● INPUT DATA

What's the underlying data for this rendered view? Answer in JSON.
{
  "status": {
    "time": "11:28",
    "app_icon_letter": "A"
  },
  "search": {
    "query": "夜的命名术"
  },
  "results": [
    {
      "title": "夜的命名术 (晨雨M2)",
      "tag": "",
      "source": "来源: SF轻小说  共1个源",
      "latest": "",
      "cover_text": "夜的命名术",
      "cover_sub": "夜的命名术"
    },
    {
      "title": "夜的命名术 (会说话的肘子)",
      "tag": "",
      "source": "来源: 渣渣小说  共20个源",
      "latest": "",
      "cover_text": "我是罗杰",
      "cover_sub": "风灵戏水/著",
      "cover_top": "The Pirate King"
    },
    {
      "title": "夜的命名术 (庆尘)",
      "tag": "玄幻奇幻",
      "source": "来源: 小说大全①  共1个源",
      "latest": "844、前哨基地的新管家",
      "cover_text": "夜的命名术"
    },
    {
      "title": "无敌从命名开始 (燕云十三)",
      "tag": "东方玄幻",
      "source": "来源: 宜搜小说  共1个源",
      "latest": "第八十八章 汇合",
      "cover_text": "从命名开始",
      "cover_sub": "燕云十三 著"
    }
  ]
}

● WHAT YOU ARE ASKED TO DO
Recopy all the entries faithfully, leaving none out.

● EXPECTED ANSWER
What's the underlying data for this rendered view? Answer in JSON.
{
  "status": {
    "time": "11:28",
    "app_icon_letter": "A"
  },
  "search": {
    "query": "夜的命名术"
  },
  "results": [
    {
      "title": "夜的命名术 (晨雨M2)",
      "tag": "",
      "source": "来源: SF轻小说  共1个源",
      "latest": "",
      "cover_text": "夜的命名术",
      "cover_sub": "夜的命名术"
    },
    {
      "title": "夜的命名术 (会说话的肘子)",
      "tag": "",
      "source": "来源: 渣渣小说  共20个源",
      "latest": "",
      "cover_text": "我是罗杰",
      "cover_sub": "风灵戏水/著",
      "cover_top": "The Pirate King"
    },
    {
      "title": "夜的命名术 (庆尘)",
      "tag": "玄幻奇幻",
      "source": "来源: 小说大全①  共1个源",
      "latest": "844、前哨基地的新管家",
      "cover_text": "夜的命名术"
    },
    {
      "title": "无敌从命名开始 (燕云十三)",
      "tag": "东方玄幻",
      "source": "来源: 宜搜小说  共1个源",
      "latest": "第八十八章 汇合",
      "cover_text": "从命名开始",
      "cover_sub": "燕云十三 著"
    }
  ]
}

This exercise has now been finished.